By Danita Boonchaisri
PRINCE FREDERICK, Md. (Oct. 1, 2008)—The U.S. Department of the Interior announced Monday that Calvert County will be awarded a $65,000 Preserve America grant to support planning for a Heritage Farm at the countys Biscoe Gray property. The project is one of 44 initiatives in 24 states funded in the second round of Preserve America grants for 2008. The total amount awarded nationwide exceeded $4.3 million.
The grant will allow Calvert County to survey and document heritage resources on the Biscoe Gray property and produce a master plan for its development as a working Heritage Farm for tourism and education. The 196-acre farm is located off of Grays Road south of Prince Frederick and was acquired by Calvert County in 1996 with funds through Marylands Rural Legacy Program.

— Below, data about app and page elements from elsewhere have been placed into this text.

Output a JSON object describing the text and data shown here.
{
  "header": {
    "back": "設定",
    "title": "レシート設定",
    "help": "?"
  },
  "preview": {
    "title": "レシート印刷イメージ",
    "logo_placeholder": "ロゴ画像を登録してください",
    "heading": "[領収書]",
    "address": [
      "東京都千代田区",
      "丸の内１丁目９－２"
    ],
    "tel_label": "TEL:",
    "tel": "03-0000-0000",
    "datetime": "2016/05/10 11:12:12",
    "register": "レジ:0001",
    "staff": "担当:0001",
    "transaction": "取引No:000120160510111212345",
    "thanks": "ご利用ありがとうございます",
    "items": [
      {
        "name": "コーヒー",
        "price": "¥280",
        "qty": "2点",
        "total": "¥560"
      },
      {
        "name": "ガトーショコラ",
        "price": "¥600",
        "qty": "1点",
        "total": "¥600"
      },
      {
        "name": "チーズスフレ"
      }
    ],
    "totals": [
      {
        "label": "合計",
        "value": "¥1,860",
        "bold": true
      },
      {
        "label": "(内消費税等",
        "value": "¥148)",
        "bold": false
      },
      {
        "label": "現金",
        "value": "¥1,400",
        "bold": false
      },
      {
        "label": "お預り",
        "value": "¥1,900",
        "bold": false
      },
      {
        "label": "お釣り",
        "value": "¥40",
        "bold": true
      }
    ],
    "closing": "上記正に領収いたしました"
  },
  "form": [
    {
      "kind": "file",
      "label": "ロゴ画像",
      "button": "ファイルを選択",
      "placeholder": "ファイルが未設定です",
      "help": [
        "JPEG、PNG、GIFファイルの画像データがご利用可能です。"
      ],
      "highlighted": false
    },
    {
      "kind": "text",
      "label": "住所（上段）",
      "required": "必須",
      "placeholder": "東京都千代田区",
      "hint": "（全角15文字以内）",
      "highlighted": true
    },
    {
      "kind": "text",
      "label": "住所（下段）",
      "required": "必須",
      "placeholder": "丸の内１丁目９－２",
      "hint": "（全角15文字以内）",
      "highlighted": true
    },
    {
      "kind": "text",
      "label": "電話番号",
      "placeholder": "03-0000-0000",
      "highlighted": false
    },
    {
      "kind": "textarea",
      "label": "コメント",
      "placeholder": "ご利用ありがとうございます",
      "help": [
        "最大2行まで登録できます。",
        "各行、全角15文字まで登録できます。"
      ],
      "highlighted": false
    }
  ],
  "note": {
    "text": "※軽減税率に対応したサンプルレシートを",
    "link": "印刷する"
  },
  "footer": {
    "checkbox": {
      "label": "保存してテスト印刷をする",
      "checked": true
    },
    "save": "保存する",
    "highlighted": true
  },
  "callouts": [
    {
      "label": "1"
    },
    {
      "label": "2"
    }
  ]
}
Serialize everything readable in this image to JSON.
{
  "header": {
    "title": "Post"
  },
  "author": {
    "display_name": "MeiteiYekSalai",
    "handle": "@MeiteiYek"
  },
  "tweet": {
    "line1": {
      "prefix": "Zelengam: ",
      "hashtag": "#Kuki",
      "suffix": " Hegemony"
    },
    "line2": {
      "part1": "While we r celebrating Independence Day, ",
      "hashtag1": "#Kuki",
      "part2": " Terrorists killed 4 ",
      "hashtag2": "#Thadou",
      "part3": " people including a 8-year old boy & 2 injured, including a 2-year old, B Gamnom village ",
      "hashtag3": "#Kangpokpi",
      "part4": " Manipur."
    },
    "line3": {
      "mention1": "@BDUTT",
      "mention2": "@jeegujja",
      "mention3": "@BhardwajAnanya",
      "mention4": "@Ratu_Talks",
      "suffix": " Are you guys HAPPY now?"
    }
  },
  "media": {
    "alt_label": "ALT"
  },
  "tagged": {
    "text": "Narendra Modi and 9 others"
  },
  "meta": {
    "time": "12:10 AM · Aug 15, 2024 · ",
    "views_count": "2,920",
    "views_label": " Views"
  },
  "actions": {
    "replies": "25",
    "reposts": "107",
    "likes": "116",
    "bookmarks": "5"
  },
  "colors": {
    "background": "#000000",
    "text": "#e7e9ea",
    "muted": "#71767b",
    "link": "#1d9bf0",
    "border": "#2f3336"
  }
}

As part of a dollar-for-dollar matching requirement for the grant, Calvert County appropriated $35,000 for the project in the fiscal year 2008 budget. The balance of the matching funds was contributed through in-kind donations from six partners: the Calvert County Division of Natural Resources, the Calvert County Department of Planning and Zoning, the Calvert County Department of Economic Development, the Soil Conservation District, the University of Maryland Agricultural Extension and Jefferson Patterson Park & Museum.
The funds will go toward a comprehensive plan for the protection and interpretation of the archaeological sites and structures at the Biscoe Gray property. The goal is to re-create a functioning small-scale family farm of the type common in the region circa 1950 that will provide opportunities for experiential learning, heritage tourism, heritage education and sustainable agriculture.
Named for the last private owner of the property, the Biscoe Gray farm was owned by an African American family with the surname of Rice in the 19th century. Four principal structures are on the property: A 1930s frame house, known as the George Rice House, with a chicken coop, meat house and cowshed; a 19th-century side-passage, two-story vernacular house; and two tobacco barns, one dating from the mid-20th century and the other constructed circa 1830. The 1930s house and the 1830s barn are listed on the Maryland Inventory of Historic Properties.
Upon completion, the restored farmstead will be an integral part of living history interpretation at the site, which will be the only known mid-20th century farm site for public visitation in the region. The project planning phase will enable Calvert County to restore the farmstead, which will serve as a residence for a farm manager who will assist with demonstrating life on a sustainable small farm. The barns and other buildings will be used for farm activities to support agriculture on the property and also for activities involving the visiting public. Other recreational opportunities for visitors will include birding, interpreted walking trails and horse trails.
Preserve America is a White House initiative in cooperation with the Advisory Council on Historic Preservation that supports community efforts to preserve and enjoy our nations heritage. For more information on Preserve America, visit www.preserveamerica.gov.